EXERCISE OBJECTIVE :: Count the lines below that contain "teacher". Give only the number.

(App and web page records)
◇ ◇ ◇ ◇ ◇

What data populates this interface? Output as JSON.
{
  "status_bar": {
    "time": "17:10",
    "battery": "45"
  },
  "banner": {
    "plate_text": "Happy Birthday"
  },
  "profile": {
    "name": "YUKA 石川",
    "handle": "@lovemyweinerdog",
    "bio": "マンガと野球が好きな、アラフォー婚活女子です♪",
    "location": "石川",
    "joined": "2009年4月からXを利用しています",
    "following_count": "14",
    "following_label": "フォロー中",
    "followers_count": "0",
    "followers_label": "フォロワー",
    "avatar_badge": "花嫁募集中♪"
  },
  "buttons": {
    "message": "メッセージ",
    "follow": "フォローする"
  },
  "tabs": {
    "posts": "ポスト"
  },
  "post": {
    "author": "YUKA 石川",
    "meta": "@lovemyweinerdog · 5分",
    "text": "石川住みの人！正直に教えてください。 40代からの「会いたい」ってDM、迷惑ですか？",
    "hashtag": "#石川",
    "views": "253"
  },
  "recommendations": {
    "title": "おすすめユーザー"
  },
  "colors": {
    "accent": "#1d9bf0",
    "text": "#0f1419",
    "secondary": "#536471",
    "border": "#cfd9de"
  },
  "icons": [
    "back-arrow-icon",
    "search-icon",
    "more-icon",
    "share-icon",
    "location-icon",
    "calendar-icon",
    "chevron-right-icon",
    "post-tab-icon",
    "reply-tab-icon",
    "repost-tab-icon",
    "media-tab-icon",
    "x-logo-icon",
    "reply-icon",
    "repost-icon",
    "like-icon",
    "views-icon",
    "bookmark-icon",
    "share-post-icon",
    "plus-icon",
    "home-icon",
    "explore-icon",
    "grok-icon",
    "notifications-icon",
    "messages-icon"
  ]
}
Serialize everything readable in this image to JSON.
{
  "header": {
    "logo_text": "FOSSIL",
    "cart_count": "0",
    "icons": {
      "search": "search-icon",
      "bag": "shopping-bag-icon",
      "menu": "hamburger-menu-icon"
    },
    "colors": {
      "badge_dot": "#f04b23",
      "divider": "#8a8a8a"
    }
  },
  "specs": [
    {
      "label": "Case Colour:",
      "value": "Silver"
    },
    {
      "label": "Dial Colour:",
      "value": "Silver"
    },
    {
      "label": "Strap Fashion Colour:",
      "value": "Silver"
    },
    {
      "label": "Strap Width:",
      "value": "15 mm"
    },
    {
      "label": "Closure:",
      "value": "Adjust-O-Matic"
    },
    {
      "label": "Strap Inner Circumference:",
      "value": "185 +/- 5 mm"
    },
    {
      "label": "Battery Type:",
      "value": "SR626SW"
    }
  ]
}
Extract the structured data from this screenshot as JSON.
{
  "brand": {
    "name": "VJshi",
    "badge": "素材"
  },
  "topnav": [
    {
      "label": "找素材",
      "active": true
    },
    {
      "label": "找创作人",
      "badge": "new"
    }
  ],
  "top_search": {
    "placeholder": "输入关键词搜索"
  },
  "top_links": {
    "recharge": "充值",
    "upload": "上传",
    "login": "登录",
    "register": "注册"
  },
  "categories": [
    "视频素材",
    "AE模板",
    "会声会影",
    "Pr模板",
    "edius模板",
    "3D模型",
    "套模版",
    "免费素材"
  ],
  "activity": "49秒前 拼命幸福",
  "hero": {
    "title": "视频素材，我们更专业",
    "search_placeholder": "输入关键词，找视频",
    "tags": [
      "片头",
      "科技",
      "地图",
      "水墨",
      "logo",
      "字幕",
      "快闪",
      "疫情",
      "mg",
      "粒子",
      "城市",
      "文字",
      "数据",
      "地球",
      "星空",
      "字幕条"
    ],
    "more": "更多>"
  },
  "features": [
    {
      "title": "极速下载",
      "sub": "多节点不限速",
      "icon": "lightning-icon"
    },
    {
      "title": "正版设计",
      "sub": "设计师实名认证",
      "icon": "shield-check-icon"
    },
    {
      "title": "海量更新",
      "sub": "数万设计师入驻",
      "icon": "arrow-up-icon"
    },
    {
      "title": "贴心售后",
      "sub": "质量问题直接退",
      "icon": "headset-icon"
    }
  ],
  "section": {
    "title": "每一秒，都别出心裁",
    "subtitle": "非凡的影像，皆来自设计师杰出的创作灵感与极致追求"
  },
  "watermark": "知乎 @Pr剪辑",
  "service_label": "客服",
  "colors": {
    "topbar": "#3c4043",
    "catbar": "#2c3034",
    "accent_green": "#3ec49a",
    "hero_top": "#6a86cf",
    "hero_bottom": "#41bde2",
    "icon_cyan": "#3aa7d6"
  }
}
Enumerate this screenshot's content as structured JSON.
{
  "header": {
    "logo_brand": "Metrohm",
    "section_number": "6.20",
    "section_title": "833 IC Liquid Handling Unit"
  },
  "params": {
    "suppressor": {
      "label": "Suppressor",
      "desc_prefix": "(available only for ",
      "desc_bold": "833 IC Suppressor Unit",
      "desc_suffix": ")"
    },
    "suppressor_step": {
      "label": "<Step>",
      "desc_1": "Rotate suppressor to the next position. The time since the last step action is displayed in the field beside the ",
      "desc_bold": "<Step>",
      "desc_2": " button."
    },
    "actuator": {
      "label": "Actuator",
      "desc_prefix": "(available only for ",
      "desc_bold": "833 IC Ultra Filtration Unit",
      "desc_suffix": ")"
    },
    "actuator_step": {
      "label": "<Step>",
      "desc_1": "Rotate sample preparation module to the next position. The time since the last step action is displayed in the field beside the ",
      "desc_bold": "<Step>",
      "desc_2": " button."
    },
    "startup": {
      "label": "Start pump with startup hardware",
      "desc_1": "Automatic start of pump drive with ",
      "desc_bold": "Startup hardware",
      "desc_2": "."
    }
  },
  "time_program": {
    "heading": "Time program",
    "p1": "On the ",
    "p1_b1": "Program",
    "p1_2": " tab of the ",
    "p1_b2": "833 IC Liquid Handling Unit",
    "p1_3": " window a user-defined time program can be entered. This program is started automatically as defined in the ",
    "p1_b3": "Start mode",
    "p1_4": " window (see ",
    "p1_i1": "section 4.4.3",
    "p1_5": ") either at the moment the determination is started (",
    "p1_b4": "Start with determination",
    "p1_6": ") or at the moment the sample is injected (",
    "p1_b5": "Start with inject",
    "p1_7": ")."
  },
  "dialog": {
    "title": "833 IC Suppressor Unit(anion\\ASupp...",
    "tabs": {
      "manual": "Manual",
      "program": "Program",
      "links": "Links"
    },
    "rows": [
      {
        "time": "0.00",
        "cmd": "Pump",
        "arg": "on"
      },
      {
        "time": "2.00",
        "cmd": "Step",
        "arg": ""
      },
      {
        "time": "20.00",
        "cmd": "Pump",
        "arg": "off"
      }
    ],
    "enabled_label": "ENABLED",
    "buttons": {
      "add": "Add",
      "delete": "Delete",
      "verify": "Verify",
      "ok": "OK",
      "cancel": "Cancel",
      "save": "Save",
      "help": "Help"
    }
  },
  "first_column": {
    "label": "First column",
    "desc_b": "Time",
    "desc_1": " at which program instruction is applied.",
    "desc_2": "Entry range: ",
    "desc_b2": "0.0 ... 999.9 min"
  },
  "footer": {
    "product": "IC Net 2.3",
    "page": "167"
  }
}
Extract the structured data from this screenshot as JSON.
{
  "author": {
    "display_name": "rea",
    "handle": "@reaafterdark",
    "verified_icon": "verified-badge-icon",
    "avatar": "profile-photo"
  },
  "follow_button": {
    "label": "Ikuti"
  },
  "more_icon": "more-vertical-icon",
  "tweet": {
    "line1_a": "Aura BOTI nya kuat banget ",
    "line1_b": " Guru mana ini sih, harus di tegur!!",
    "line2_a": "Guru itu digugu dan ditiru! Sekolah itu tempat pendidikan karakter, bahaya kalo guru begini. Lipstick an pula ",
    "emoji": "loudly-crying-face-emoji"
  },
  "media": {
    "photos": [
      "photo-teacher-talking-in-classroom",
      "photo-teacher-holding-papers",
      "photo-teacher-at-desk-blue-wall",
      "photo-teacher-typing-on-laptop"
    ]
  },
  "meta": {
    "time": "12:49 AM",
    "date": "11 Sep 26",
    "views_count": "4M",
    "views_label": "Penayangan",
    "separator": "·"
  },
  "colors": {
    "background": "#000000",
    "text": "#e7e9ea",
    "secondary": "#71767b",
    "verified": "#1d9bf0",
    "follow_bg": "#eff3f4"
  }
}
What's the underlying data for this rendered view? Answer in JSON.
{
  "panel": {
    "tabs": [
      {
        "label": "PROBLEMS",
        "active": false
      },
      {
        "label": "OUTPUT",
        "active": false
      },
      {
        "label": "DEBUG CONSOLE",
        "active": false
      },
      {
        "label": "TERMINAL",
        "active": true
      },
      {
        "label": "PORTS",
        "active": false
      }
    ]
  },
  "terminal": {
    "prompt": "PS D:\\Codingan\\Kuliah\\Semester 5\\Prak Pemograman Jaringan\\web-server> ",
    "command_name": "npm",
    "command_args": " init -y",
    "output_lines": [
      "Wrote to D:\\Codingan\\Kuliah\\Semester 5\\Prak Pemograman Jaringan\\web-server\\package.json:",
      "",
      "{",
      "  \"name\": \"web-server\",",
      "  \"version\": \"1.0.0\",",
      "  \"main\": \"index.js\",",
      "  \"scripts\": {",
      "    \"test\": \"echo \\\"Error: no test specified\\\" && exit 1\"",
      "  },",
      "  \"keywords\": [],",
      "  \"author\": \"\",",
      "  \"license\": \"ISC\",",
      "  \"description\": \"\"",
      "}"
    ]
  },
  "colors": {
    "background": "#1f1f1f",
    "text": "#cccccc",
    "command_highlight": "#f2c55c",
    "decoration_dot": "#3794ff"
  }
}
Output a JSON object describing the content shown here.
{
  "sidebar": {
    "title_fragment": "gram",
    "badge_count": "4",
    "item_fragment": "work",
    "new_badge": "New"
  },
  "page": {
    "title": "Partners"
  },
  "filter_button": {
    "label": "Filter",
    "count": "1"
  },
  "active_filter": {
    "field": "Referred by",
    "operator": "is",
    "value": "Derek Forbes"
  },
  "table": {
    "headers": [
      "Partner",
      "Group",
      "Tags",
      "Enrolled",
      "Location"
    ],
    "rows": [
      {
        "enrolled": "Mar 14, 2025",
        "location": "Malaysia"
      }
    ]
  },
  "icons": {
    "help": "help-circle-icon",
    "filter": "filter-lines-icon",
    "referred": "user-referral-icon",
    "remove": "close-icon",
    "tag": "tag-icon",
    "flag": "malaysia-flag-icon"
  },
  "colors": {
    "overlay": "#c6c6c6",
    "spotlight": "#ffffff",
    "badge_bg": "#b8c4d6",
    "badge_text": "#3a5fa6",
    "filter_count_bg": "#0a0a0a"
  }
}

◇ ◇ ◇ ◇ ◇

WRITTEN REPLY :: 4